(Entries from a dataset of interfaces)
+===+
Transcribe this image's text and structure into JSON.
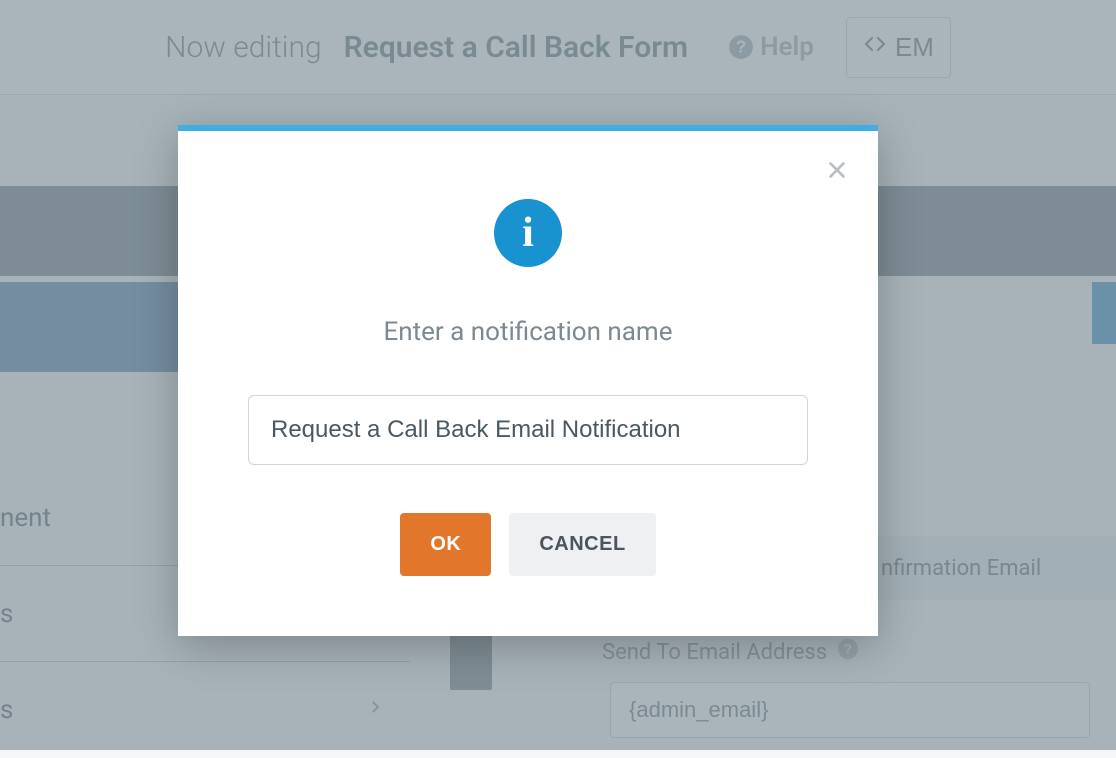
{
  "header": {
    "editing_prefix": "Now editing",
    "form_name": "Request a Call Back Form",
    "help_label": "Help",
    "embed_label": "EM"
  },
  "sidebar": {
    "items": [
      {
        "label_fragment": "nent"
      },
      {
        "label_fragment": "s"
      },
      {
        "label_fragment": "s"
      }
    ]
  },
  "right": {
    "confirmation_tab_fragment": "nfirmation Email",
    "send_to_label": "Send To Email Address",
    "send_to_value": "{admin_email}"
  },
  "modal": {
    "prompt": "Enter a notification name",
    "input_value": "Request a Call Back Email Notification",
    "ok_label": "OK",
    "cancel_label": "CANCEL",
    "info_glyph": "i"
  }
}
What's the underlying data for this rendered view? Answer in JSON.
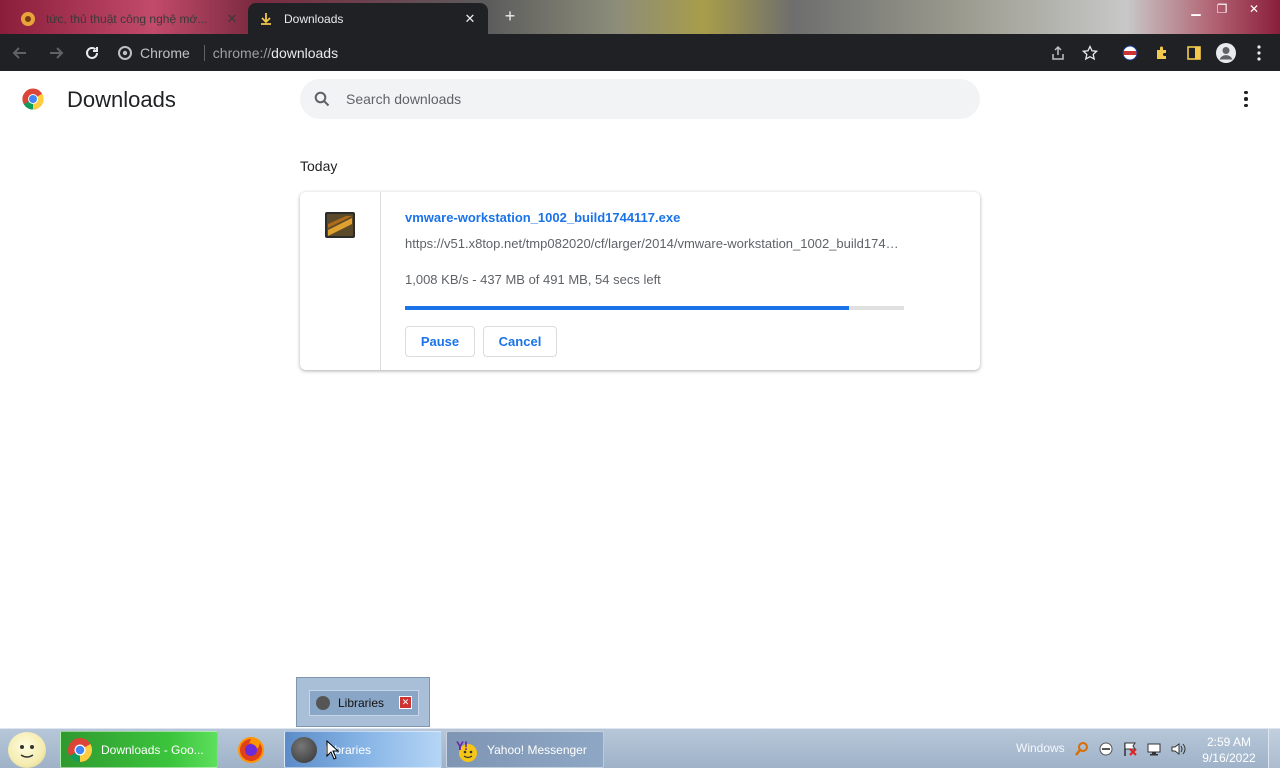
{
  "browser": {
    "tabs": [
      {
        "title": "tức, thủ thuật công nghệ mớ...",
        "active": false
      },
      {
        "title": "Downloads",
        "active": true
      }
    ],
    "omnibox": {
      "chip_label": "Chrome",
      "url_scheme": "chrome://",
      "url_path": "downloads"
    }
  },
  "page": {
    "title": "Downloads",
    "search": {
      "placeholder": "Search downloads",
      "value": ""
    },
    "section_date": "Today",
    "download": {
      "file_name": "vmware-workstation_1002_build1744117.exe",
      "url": "https://v51.x8top.net/tmp082020/cf/larger/2014/vmware-workstation_1002_build1744117.exe",
      "status": "1,008 KB/s - 437 MB of 491 MB, 54 secs left",
      "progress_fraction": 0.89,
      "pause_label": "Pause",
      "cancel_label": "Cancel"
    }
  },
  "taskbar": {
    "popup_label": "Libraries",
    "items": [
      {
        "label": "Downloads - Goo...",
        "icon": "chrome-icon"
      },
      {
        "label": "",
        "icon": "firefox-icon"
      },
      {
        "label": "Libraries",
        "icon": "libraries-icon"
      },
      {
        "label": "Yahoo! Messenger",
        "icon": "yahoo-messenger-icon"
      }
    ],
    "tray_label": "Windows",
    "clock_time": "2:59 AM",
    "clock_date": "9/16/2022"
  },
  "colors": {
    "accent": "#1a73e8",
    "toolbar_bg": "#202124",
    "progress_track": "#e0e0e0"
  }
}
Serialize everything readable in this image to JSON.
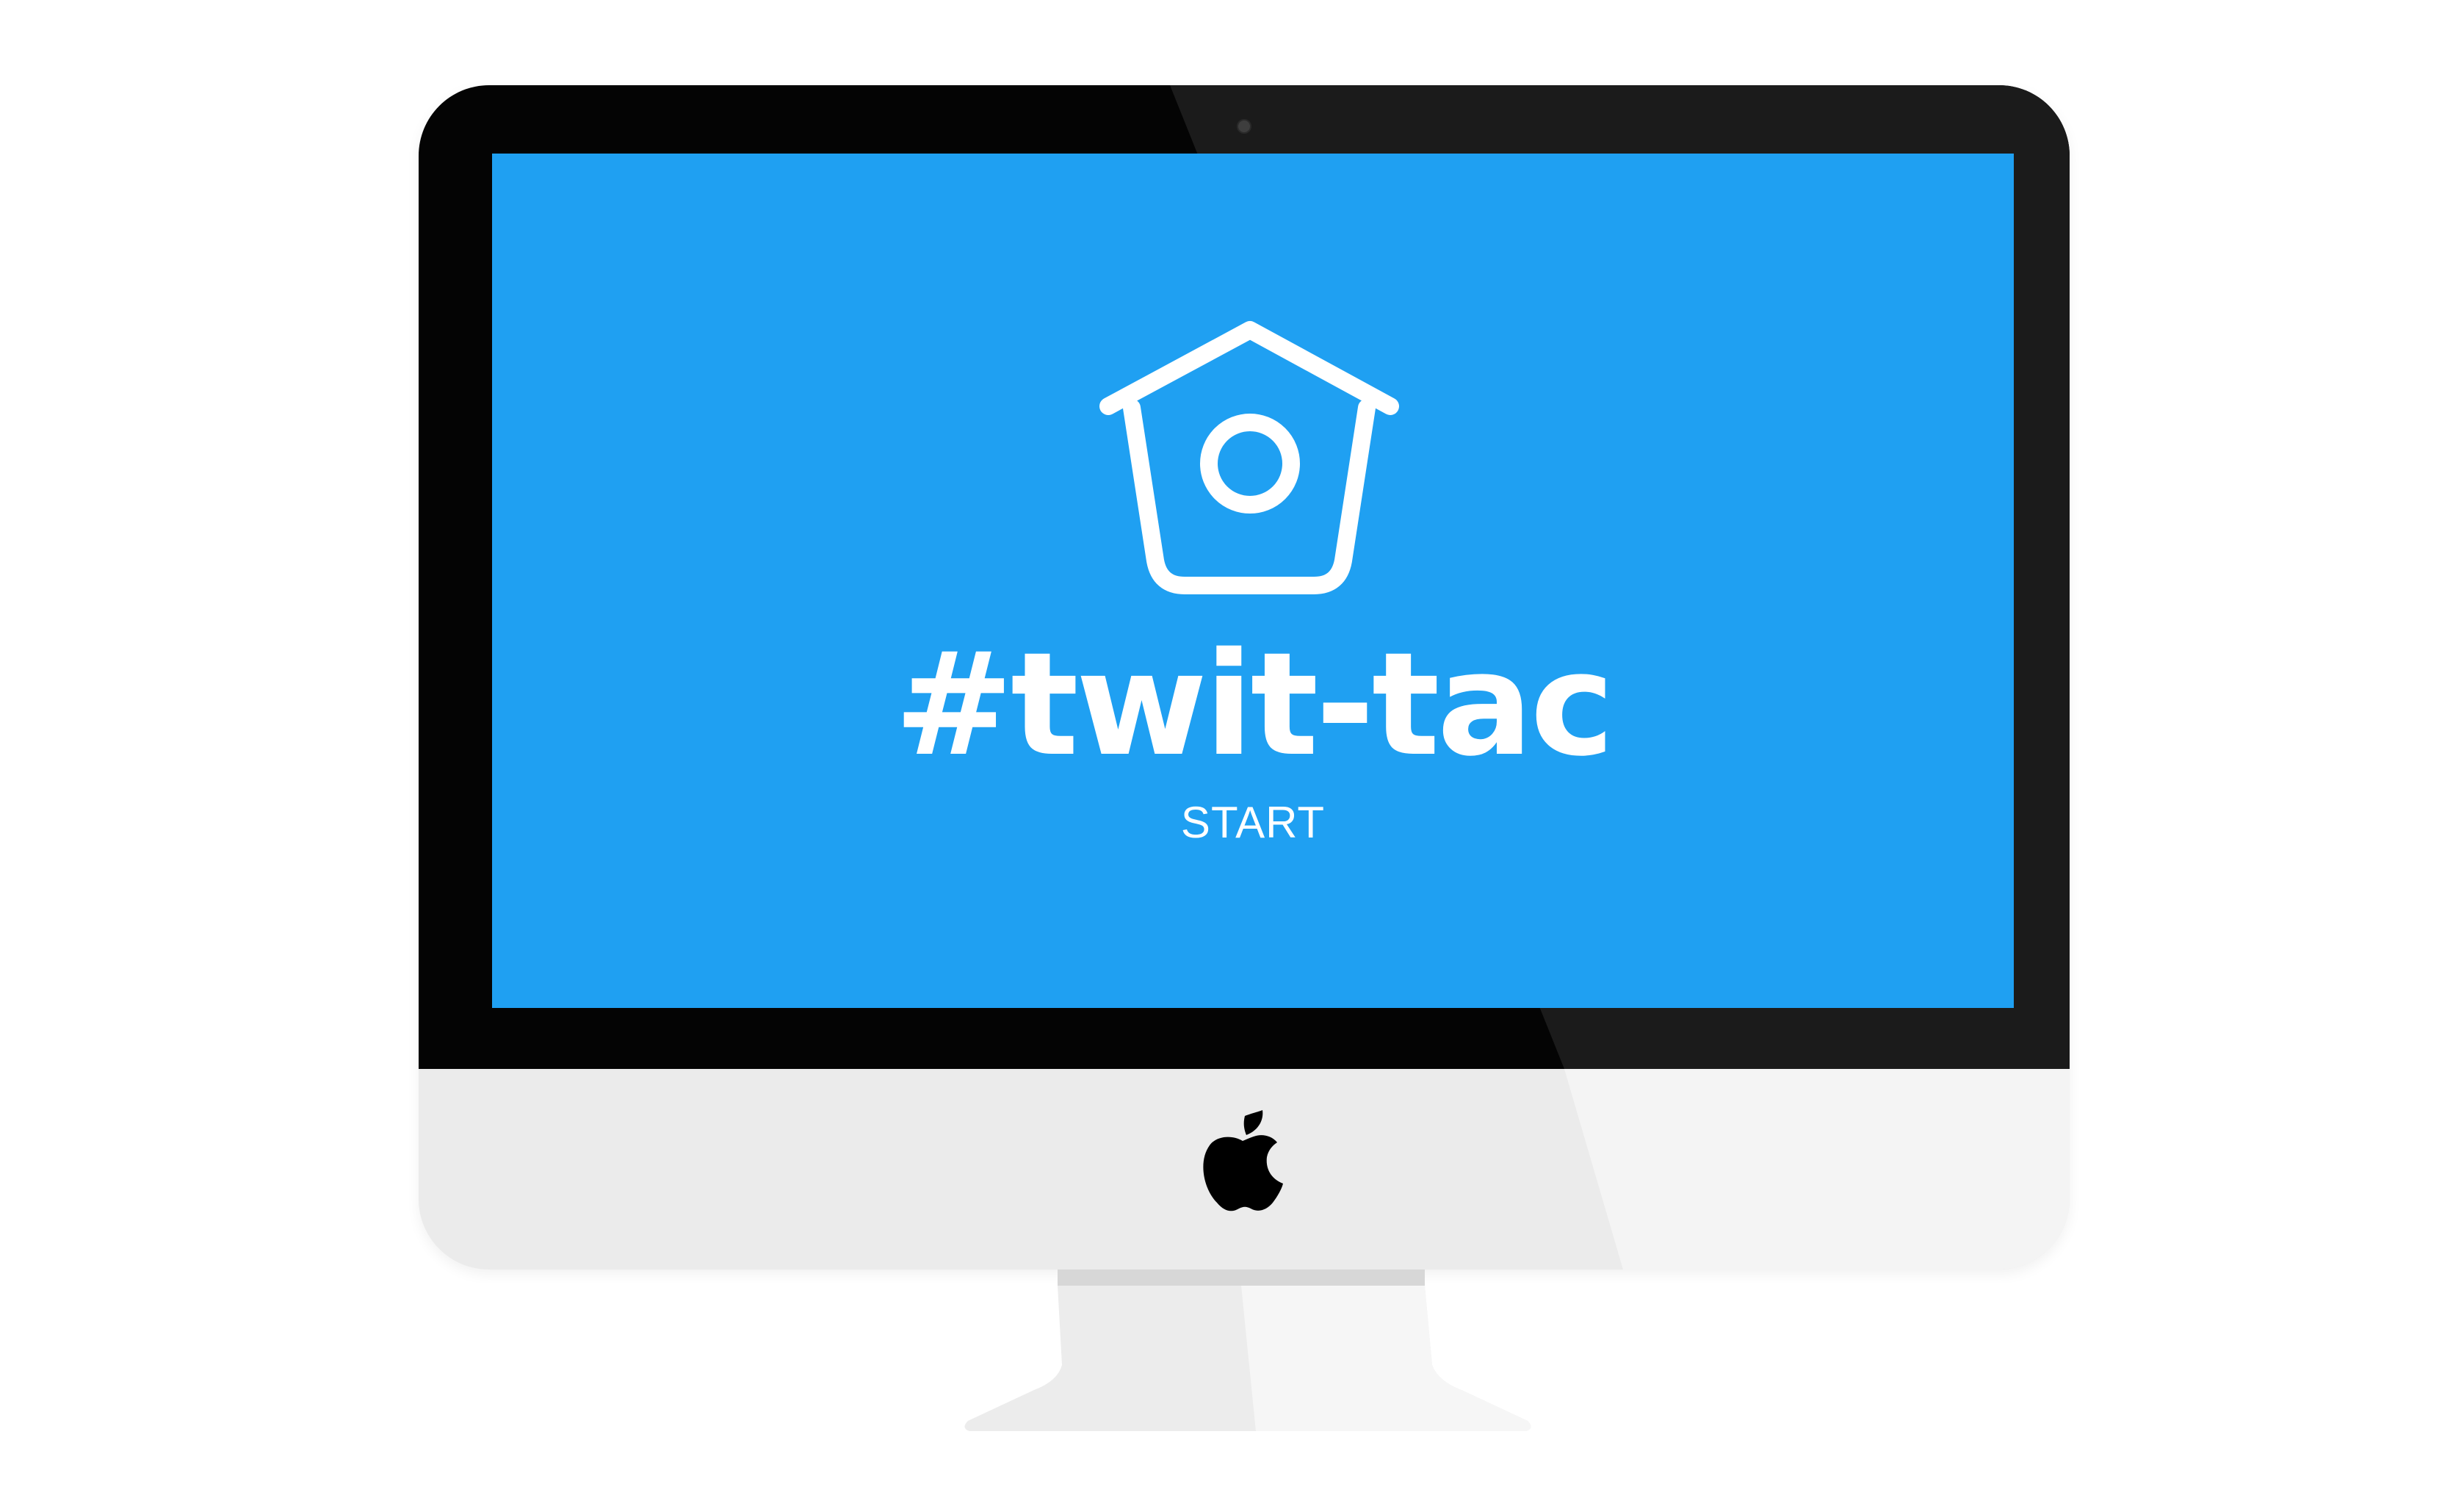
{
  "app": {
    "title": "#twit-tac",
    "start_label": "START"
  },
  "icons": {
    "logo": "birdhouse-icon",
    "brand": "apple-logo-icon"
  },
  "colors": {
    "screen_background": "#1fa0f2",
    "foreground": "#ffffff",
    "bezel": "#040404",
    "chin": "#ebebeb"
  }
}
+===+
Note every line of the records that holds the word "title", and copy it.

» **SOLUTION TO THIS PROBLEM**:
        "title": "tức, thủ thuật công nghệ mớ...",
        "title": "Downloads",
    "title": "Downloads",
    "title": "#twit-tac",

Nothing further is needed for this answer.